◆ Entries from a dataset of interfaces ◆
= = = = =

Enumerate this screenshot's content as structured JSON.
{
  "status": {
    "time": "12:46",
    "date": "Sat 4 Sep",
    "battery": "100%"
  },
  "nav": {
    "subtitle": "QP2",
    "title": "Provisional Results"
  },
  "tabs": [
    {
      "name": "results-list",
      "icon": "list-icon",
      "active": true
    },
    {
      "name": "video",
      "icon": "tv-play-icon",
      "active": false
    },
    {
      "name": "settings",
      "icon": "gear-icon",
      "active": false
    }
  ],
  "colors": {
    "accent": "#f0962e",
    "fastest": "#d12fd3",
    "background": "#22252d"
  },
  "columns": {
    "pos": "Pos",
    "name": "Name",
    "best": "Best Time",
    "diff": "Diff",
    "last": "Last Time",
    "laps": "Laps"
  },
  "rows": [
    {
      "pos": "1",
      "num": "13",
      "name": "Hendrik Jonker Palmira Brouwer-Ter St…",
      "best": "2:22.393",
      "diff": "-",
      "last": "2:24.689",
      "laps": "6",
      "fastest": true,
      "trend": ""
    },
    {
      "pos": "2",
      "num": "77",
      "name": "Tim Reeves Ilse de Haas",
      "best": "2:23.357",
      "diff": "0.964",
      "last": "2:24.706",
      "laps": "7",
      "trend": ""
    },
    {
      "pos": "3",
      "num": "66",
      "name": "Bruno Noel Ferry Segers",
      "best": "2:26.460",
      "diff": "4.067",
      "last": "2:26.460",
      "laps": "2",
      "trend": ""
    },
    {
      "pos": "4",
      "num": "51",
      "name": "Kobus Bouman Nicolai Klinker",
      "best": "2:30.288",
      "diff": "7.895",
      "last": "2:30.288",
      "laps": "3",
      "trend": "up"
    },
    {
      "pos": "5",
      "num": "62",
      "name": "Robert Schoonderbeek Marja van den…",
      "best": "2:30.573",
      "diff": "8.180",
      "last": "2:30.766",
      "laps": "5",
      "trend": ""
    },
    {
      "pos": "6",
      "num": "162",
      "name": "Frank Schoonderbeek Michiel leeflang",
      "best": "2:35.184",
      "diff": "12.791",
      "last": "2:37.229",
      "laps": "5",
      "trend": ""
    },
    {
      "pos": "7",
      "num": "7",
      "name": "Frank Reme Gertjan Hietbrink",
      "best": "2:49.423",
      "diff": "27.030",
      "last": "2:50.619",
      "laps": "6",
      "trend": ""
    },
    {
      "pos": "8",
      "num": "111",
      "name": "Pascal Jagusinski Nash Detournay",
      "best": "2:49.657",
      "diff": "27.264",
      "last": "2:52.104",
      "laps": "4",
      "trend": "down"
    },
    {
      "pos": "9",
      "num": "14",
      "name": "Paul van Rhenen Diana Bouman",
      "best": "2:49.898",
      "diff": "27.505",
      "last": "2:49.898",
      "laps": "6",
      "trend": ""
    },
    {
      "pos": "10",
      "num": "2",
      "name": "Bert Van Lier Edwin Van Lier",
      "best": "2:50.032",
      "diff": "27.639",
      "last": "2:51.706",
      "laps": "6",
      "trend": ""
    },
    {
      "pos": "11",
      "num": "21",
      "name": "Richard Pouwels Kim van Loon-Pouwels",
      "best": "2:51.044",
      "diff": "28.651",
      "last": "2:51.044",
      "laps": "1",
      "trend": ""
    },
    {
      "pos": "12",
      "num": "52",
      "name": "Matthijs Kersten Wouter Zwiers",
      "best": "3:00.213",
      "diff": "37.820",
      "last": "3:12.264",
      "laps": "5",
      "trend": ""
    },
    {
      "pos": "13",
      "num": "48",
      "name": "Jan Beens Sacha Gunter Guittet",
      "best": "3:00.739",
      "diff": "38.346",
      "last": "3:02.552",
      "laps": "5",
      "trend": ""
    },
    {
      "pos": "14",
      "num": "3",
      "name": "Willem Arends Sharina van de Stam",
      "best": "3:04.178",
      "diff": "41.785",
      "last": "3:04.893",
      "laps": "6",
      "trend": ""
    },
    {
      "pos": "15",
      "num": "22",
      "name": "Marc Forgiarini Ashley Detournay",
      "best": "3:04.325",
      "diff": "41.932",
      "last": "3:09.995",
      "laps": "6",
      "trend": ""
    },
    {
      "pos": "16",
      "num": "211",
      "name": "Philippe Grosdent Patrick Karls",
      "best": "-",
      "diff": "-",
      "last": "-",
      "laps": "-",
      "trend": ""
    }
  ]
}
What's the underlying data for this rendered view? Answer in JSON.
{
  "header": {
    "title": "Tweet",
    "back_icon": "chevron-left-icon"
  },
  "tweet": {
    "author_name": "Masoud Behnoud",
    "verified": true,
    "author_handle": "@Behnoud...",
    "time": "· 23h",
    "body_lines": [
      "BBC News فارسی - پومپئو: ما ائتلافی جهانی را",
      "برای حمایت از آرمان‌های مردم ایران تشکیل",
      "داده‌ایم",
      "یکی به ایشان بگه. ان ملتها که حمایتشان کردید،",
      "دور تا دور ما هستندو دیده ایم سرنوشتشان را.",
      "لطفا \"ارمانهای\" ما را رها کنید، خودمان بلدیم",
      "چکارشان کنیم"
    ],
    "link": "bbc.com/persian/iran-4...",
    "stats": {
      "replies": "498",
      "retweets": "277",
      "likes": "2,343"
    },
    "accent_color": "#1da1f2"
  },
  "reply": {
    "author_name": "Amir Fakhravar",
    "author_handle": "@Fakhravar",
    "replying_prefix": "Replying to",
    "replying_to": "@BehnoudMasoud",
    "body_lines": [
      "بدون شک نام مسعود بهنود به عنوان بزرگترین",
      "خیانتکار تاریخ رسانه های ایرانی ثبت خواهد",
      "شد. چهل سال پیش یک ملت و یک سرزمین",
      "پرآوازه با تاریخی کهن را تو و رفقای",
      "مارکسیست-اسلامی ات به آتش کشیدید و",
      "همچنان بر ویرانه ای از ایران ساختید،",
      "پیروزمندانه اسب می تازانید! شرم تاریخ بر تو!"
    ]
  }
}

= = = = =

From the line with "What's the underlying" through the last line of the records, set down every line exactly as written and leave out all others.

◆ Answer to this problem ◆
What's the underlying data for this rendered view? Answer in JSON.
{
  "header": {
    "title": "Tweet",
    "back_icon": "chevron-left-icon"
  },
  "tweet": {
    "author_name": "Masoud Behnoud",
    "verified": true,
    "author_handle": "@Behnoud...",
    "time": "· 23h",
    "body_lines": [
      "BBC News فارسی - پومپئو: ما ائتلافی جهانی را",
      "برای حمایت از آرمان‌های مردم ایران تشکیل",
      "داده‌ایم",
      "یکی به ایشان بگه. ان ملتها که حمایتشان کردید،",
      "دور تا دور ما هستندو دیده ایم سرنوشتشان را.",
      "لطفا \"ارمانهای\" ما را رها کنید، خودمان بلدیم",
      "چکارشان کنیم"
    ],
    "link": "bbc.com/persian/iran-4...",
    "stats": {
      "replies": "498",
      "retweets": "277",
      "likes": "2,343"
    },
    "accent_color": "#1da1f2"
  },
  "reply": {
    "author_name": "Amir Fakhravar",
    "author_handle": "@Fakhravar",
    "replying_prefix": "Replying to",
    "replying_to": "@BehnoudMasoud",
    "body_lines": [
      "بدون شک نام مسعود بهنود به عنوان بزرگترین",
      "خیانتکار تاریخ رسانه های ایرانی ثبت خواهد",
      "شد. چهل سال پیش یک ملت و یک سرزمین",
      "پرآوازه با تاریخی کهن را تو و رفقای",
      "مارکسیست-اسلامی ات به آتش کشیدید و",
      "همچنان بر ویرانه ای از ایران ساختید،",
      "پیروزمندانه اسب می تازانید! شرم تاریخ بر تو!"
    ]
  }
}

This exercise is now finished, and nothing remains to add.